For An Easy Dinner, Try Baking Your Ramen

There seems to be no end to the number of simple, creative, and delicious ramen hacks out there for the taking. And it's easy to see why: Packaged ramen is affordable, versatile, and fairly easy to make. And don't leave out the amazing toppings that can make your instant ramen restaurant-worthy. There are literal bowls full of possibilities when it comes to making a great dish at home — and, if you haven't tried baking it yet, grab your oven mitts!

Baking ramen noodles is perfect for those who prefer their noodles a little less soupy as it will provide some lovely texture. There are a few different ways to bake ramen, with some recipes recommending a baking sheet and others suggesting a casserole dish. A casserole-style noodle bake will have a different texture than pan-sheet ramen, so it's worth trying different methods to see which kind you prefer.

As with stovetop or hotpot ramen, you can add a variety of veggies, proteins, and other fun accouterments to suit your taste and elevate the final dish. However you decide to make it, though, baked ramen can be a quick, easy way to use those noodle packages sitting in your pantry.

How to bake ramen noodles in a casserole dish

Whether you're using the casserole or sheet pan baking method, you'll want to soak the noodles in advance. The water doesn't need to be boiling, but warm water will help loosen up the noodles and make them easier to work with. Once pliable, combine the noodles with a sauce of your choice, like teriyaki, and add your favorite protein and veggies for some color and an extra nutritious kick. Chicken and tofu are easy additions that bake well with noodles in the oven and soak up flavor very well. Pressing and marinating your tofu beforehand will also help to lock in all that wonderful flavor. 

If you're adding chicken to your noodle bake, you can do so when the poultry is raw before it goes in the oven, but make sure it's cooked to an internal temperature of at least 165 degrees Fahrenheit before serving. Smaller cuts of chicken will help ensure thorough cooking, but either way, it's good to have a meat thermometer on hand to be sure. 

Depending on the size of the casserole dish you're using, you can add anywhere from three to four packages of ramen noodles; see what suits your cooking setup best. The great thing about baked ramen is it can be stored in the fridge for up to four days and can be reheated without losing texture and flavor, so it's a great option for meal-prepping and ensuring you have several days of delicious dinners.

Or, bake noodles on a sheet pan for a crispier texture
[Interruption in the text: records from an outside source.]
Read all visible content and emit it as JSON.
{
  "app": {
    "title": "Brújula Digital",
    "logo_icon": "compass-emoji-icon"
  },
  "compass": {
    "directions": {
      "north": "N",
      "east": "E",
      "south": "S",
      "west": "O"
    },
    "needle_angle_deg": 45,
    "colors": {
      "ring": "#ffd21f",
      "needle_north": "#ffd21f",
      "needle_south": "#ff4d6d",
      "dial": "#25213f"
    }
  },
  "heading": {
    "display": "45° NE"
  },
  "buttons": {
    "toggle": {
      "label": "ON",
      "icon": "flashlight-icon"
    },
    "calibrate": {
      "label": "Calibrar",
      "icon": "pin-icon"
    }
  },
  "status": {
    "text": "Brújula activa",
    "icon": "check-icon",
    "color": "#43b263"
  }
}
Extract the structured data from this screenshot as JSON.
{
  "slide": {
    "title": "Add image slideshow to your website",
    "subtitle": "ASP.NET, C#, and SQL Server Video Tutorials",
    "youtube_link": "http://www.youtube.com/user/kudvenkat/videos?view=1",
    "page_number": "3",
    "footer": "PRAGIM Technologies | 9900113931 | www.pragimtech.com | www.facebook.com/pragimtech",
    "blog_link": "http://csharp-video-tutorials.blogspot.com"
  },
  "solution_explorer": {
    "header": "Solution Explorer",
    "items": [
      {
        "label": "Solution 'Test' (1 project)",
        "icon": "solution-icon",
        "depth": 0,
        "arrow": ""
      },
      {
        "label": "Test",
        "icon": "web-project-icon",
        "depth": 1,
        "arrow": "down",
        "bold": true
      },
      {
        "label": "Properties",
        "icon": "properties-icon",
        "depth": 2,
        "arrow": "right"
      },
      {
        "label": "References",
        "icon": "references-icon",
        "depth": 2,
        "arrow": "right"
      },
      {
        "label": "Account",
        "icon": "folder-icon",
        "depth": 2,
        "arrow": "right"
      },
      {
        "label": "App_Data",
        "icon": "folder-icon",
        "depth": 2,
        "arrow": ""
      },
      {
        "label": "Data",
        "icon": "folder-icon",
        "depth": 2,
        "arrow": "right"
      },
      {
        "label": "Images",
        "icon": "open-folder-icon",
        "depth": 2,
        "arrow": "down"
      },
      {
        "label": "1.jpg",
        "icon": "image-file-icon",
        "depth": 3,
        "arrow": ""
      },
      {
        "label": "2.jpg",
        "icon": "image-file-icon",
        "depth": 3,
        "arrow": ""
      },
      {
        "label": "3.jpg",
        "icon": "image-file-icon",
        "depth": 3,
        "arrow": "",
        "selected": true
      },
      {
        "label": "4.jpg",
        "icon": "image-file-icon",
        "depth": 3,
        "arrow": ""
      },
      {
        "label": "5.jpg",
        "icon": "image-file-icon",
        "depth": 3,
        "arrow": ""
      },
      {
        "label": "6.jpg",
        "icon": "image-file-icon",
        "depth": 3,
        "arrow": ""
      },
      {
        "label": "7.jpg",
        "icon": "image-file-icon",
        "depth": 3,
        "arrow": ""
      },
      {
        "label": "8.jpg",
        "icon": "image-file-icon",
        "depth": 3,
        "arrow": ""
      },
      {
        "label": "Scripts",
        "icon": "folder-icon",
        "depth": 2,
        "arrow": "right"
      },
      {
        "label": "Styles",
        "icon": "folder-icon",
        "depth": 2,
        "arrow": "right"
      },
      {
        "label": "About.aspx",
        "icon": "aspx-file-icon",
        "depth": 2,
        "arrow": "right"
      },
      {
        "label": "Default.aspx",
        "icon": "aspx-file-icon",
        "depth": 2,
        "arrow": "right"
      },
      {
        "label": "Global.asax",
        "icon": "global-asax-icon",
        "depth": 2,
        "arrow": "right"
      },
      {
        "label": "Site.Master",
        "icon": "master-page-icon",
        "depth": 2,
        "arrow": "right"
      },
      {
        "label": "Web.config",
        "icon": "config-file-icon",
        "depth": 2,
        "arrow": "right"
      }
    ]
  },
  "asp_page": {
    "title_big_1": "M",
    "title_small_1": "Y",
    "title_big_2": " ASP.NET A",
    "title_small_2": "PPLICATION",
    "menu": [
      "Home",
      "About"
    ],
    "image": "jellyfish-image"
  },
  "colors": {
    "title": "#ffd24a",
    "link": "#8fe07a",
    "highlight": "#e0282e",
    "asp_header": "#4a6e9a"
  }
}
Baking your ramen noodles on a sheet pan will make for an even crispier, less-liquid-based noodle dinner. As with the casserole method, be sure to soak your noodles for about five minutes beforehand so they can be easily seasoned and spread on the baking sheet. Throw in some fresh or frozen veggies, like broccoli, carrots, and bok choy, plus whatever protein you prefer. Mix in your favorite sauce with the noodles beforehand, or toss it all together on the sheet. Just be sure the noodles are thoroughly coated for an even flavor and sauce ratio. Plan on 25 to 30 minutes in the oven at 450 degrees Fahrenheit for the best results.

Baking instant ramen with additional sauces and seasonings doesn't necessarily require the use of the included flavor packets. When it comes to instant ramen, there are times to use the flavor packets and times to throw them out; this kind of noodle dish can go either way. You can mix one of the packets into your preferred sauce for an extra kick, but you can also save those unused packets for later recipes. There really is no wrong way to bake your ramen. Once cooked, topping it with cheese, soft-boiled eggs, and furikake for some extra zing.